What if your hopes for autonomous driving are wildly overblown?
For years, technology executives have told the public that self-driving vehicles would soon clog the nation’s roadways. Tesla CEO Elon Musk, for example, predicted way back in 2015 that his electric cars would have full autonomy by 2017. Meanwhile, court documents showed that Uber thought it would have tens of thousands of robot-powered taxis on the road by this point—a future that failed to happen.
But the path toward fully autonomous vehicles has proven costlier and far more difficult than tech’s most optimistic minds predicted. Real-road testing is still underway in many parts of the country, and Waymo (a subsidiary of Alphabet) has a small self-driving taxi service operating in the Phoenix suburbs. However, the collective dream of millions of vehicles safely cruising the nation’s highways and byways without human intervention—that now seems years, if not decades away.
Part of that slowness might have to do with the difficulty of creating a smooth, sleek professional service from sometimes-buggy technology. “We are able to do the driving task,” Tekedra Mawakana, Waymo’s chief external officer, said in a recent interview with The New York Times. “But the reason we don’t have a service in 50 states is that we are still validating a host of elements related to offering a service. Offering a service is very different than building a technology.”
The other factor: human insanity. It’s one thing to train a machine to navigate a grid of city streets. It’s another for a software-powered vehicle to do so while dodging double-parkers, drivers distracted by their phones, bicyclists who refuse to signal, speedy jaywalkers, and people outright breaking traffic laws.
When tech’s CEOs predicted that autonomous vehicles would hit the road in a mass-market way by 2017 or so… well, maybe they should have said 2027.
Jobs in Autonomous Driving: Worth Pursuing?
For those interested in building out autonomous-driving technology as a career, these industry setbacks might cause some alarm. Should you pursue a career in something that might not hit the mainstream for another decade or two—if ever?
The answer, of course, hinges largely on your individual tolerance for risk. If you like the idea of helping pioneer a nascent technology segment, and you don’t mind plunging into the unknown, then self-driving cars may prove an exciting career choice. But if you’re a fan of well-established technologies and career stability, this tech branch might not be your best choice; sure, the biggest tech firms (and car companies) will end up throwing billions of dollars into these autonomous-tech initiatives, but even a mega-giant like Apple has been known to abruptly shift direction and lay off engineers.

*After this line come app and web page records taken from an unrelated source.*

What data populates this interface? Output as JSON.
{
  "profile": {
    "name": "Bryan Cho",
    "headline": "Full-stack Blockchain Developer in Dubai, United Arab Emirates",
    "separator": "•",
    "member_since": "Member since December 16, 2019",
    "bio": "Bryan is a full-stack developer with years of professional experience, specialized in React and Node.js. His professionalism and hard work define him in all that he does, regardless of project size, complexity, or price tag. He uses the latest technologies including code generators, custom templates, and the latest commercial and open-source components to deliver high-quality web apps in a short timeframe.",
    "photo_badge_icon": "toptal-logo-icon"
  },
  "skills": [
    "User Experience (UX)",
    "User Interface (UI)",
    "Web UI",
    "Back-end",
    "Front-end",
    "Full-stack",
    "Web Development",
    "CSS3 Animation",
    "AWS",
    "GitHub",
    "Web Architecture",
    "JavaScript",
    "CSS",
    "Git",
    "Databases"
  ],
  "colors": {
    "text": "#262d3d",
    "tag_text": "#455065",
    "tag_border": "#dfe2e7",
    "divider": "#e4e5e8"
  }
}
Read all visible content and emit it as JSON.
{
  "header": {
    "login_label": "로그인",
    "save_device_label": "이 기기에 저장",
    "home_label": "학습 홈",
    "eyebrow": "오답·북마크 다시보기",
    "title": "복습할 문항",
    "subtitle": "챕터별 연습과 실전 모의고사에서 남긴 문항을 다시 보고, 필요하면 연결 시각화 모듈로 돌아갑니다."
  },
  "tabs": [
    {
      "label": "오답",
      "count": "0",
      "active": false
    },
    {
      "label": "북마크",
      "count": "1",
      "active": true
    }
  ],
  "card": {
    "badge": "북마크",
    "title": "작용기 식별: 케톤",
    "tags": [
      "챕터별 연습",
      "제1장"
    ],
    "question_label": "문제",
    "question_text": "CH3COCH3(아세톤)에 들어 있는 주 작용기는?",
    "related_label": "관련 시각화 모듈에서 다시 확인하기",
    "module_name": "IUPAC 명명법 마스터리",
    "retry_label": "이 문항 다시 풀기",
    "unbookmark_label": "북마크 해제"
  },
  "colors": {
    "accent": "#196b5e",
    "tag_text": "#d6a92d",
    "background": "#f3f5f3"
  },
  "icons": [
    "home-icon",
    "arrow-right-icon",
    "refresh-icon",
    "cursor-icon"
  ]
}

It never hurts to explore an underlying technology to see if it interests you, and autonomous driving is no exception. Udacity offers a self-driving car engineer nanodegree, and Udemy and Coursera have similar products. If you’re interested in a more academic approach, MIT has videos and slides from its “Deep Learning for Self-Driving Cars” coursework. That should give you an idea if this particular technology segment is right for you.